17.Krug A, Luker GD, Barchet W, Leib DA, Akira S, Colonna M. Herpes simplex virus type 1 activates murine natural interferon-producing cells through toll-like receptor 9. Blood 2004;103:1433-7.  Back to cited text no. 17
    
18.Lund JM, Linehan MM, Iijima N, Iwasaki A. Cutting edge: Plasmacytoid dendritic cells provide innate immune protection against mucosal viral infection in situ. J Immunol 2006;177:7510-4.  Back to cited text no. 18
    
19.Archin NM, van den Boom L, Perelygina L, Hilliard JM, Atherton SS. Delayed spread and reduction in virus titer after anterior chamber inoculation of a recombinant of HSV-1 expressing IL-16. Invest Ophthalmol Vis Sci 2003;44:3066-76.  Back to cited text no. 19
    
20.Hara Y, Shiraishi A, Kobayashi T, Kadota Y, Shirakata Y, Hashimoto K, et al. Alteration of TLR3 pathways by glucocorticoids may be responsible for immunosusceptibility of human corneal epithelial cells to viral infections. Mol Vis 2009;15:937-48.  Back to cited text no. 20
    
21.Alexopoulou L, Holt AC, Medzhitov R, Flavell RA. Recognition of double-stranded RNA and activation of NF-kappaB by Toll-like receptor 3. Nature 2001;413:732-8.  Back to cited text no. 21
    
22.Lund J, Sato A, Akira S, Medzhitov R, Iwasaki A. Toll-like receptor 9-mediated recognition of Herpes simplex virus-2 by plasmacytoid dendritic cells. J Exp Med 2003;198:513-20.  Back to cited text no. 22
    
23.Haynes LM, Moore DD, Kurt-Jones EA, Finberg RW, Anderson LJ, Tripp RA. Involvement of toll-like receptor 4 in innate immunity to respiratory syncytial virus. J Virol 2001;75:10730-7.  Back to cited text no. 23
    
24.Compton T, Kurt-Jones EA, Boehme KW, Belko J, Latz E, Golenbock DT, et al. Human cytomegalovirus activates inflammatory cytokine responses via CD14 and Toll-like receptor 2. J Virol 2003;77:4588-96.  Back to cited text no. 24
    
25.Bieback K, Lien E, Klagge IM, Avota E, Schneider-Schaulies J, Duprex WP, et al. Hemagglutinin protein of wild-type measles virus activates toll-like receptor 2 signaling.
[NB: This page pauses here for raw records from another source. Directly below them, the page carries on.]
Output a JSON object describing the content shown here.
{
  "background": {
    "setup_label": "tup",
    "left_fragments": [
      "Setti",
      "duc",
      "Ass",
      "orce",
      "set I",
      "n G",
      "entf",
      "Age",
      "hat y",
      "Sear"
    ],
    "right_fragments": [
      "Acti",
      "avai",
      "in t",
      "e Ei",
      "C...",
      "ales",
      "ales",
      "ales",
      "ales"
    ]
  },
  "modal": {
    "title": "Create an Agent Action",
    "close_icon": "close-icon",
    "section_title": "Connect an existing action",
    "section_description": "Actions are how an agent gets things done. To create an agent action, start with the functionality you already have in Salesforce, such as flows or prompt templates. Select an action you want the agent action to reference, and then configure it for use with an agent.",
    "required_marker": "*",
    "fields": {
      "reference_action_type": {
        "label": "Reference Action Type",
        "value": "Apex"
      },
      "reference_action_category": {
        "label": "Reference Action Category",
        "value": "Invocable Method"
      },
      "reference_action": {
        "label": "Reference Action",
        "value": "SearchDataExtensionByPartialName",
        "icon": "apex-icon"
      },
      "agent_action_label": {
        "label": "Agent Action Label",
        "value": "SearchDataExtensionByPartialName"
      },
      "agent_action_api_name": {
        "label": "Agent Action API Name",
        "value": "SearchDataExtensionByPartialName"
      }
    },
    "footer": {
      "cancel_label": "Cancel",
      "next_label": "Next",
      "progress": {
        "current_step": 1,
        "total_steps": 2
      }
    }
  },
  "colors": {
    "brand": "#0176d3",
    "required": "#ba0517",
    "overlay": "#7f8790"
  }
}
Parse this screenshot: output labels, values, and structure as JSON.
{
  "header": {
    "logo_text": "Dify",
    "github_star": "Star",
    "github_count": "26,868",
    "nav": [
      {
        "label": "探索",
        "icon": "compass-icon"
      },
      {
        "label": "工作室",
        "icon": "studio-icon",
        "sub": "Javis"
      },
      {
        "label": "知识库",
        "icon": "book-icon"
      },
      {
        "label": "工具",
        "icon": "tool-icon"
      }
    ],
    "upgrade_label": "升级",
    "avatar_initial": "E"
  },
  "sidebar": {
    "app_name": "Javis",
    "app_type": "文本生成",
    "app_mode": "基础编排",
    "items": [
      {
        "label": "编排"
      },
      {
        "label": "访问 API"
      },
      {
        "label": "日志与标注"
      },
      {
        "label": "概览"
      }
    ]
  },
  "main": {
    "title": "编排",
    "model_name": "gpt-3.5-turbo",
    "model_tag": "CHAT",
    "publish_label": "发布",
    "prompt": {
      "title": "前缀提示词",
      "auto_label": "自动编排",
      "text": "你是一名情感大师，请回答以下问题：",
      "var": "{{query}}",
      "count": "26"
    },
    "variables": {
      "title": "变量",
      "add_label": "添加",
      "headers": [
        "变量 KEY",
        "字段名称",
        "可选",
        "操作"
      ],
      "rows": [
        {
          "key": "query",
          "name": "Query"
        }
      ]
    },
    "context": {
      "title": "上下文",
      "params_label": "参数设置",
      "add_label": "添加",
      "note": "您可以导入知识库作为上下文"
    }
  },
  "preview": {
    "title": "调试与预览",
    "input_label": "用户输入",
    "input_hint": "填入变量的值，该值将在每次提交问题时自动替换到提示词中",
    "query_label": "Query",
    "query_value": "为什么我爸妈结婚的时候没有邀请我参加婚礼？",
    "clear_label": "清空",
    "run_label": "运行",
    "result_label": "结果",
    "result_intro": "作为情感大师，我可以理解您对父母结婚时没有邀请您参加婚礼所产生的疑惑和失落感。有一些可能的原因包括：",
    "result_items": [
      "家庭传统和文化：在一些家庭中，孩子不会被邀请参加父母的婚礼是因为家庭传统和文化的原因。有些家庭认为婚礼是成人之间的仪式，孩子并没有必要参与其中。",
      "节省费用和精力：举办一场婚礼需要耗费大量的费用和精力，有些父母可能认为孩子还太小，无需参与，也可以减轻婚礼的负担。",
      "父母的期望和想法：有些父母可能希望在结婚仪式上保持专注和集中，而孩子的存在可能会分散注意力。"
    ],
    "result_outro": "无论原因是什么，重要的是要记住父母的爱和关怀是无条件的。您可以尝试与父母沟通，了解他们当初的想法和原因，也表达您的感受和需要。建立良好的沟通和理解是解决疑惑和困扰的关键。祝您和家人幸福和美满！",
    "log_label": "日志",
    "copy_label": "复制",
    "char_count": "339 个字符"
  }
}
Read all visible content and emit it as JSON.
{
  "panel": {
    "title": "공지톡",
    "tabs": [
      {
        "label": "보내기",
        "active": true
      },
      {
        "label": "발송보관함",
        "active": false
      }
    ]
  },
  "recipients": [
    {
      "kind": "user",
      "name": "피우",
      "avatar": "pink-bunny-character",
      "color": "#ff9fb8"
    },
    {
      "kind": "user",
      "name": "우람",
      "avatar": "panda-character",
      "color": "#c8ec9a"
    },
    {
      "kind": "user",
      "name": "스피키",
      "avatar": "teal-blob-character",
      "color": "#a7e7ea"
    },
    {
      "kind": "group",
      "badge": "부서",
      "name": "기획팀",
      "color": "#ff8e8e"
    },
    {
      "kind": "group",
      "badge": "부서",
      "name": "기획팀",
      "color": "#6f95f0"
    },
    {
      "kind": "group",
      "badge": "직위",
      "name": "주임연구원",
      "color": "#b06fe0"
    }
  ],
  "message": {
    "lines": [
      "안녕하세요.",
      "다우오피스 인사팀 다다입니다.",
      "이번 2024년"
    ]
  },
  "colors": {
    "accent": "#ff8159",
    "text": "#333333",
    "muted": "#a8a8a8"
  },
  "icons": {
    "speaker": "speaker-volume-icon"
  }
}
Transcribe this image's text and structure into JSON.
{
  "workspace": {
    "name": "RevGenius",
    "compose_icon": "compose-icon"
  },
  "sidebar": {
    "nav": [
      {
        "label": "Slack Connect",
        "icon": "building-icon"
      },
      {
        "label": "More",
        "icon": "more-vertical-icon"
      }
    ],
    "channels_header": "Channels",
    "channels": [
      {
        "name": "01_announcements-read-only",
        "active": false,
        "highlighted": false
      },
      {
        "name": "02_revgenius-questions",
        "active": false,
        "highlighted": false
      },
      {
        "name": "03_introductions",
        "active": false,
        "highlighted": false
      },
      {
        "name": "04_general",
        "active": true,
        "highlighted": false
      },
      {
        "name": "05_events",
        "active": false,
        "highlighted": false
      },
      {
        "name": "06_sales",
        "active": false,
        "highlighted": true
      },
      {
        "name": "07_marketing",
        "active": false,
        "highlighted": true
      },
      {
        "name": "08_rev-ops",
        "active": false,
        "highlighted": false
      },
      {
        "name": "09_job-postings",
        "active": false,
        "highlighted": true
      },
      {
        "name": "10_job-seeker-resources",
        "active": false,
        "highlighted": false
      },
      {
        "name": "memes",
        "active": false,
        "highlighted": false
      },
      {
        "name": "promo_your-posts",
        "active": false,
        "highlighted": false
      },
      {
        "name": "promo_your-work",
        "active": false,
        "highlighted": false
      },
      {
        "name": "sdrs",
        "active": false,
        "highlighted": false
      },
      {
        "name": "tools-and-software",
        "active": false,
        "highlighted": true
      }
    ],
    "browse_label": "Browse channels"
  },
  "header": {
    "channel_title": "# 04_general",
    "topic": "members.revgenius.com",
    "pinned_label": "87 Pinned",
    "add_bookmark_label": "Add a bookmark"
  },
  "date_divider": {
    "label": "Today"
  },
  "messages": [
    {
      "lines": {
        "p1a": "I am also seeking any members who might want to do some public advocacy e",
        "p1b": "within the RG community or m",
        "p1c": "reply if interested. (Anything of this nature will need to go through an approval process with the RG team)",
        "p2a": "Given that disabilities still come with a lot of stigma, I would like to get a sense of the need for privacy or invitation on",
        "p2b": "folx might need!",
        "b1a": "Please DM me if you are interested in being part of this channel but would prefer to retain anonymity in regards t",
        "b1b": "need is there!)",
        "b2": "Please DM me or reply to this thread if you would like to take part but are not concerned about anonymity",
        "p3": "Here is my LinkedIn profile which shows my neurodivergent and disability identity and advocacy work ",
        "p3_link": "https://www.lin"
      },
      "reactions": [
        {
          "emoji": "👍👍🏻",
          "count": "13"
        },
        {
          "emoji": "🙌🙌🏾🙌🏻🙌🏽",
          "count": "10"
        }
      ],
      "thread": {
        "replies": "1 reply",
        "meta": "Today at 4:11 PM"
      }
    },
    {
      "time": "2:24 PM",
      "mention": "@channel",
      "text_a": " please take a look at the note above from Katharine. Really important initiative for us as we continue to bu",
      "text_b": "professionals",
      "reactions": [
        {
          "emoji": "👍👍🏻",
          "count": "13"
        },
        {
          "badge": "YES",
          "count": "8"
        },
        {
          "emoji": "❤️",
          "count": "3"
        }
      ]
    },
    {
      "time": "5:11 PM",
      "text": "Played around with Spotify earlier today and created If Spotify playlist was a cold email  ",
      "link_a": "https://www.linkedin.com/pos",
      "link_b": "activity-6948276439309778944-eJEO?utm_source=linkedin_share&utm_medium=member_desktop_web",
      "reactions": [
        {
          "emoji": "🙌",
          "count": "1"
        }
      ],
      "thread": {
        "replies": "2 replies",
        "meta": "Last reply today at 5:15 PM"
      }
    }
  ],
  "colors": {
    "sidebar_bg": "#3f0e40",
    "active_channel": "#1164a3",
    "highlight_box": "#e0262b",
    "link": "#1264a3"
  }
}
J Virol 2002;76:8729-36.  Back to cited text no. 25
    
26.Paimela T, Ryhänen T, Mannermaa E, Ojala J, Kalesnykas G, Salminen A, et al. The effect of 17beta-estradiol on IL-6 secretion and NF-kappaB DNA-binding activity in human retinal pigment epithelial cells. Immunol Lett 2007;110:139-44.   Back to cited text no. 26
    
27.Kumar MV, Nagineni CN, Chin MS, Hooks JJ, Detrick B. Innate immunity in the retina: Toll-like receptor (TLR) signaling in human retinal pigment epithelial cells. J Neuroimmunol 2004;153:7-15.  Back to cited text no. 27
    


    Figures

  [Figure 1], [Figure 2], [Figure 3], [Figure 4], [Figure 5], [Figure 6], [Figure 7]
 
 
    Tables

  [Table 1], [Table 2], [Table 3]



 

Top
Print this article  Email this article
 
Online since 12th February '04
2004 - Journal of Postgraduate Medicine
Official Publication of the Staff Society of the Seth GS Medical College and KEM Hospital, Mumbai, India
Published by Wolters Kluwer - Medknow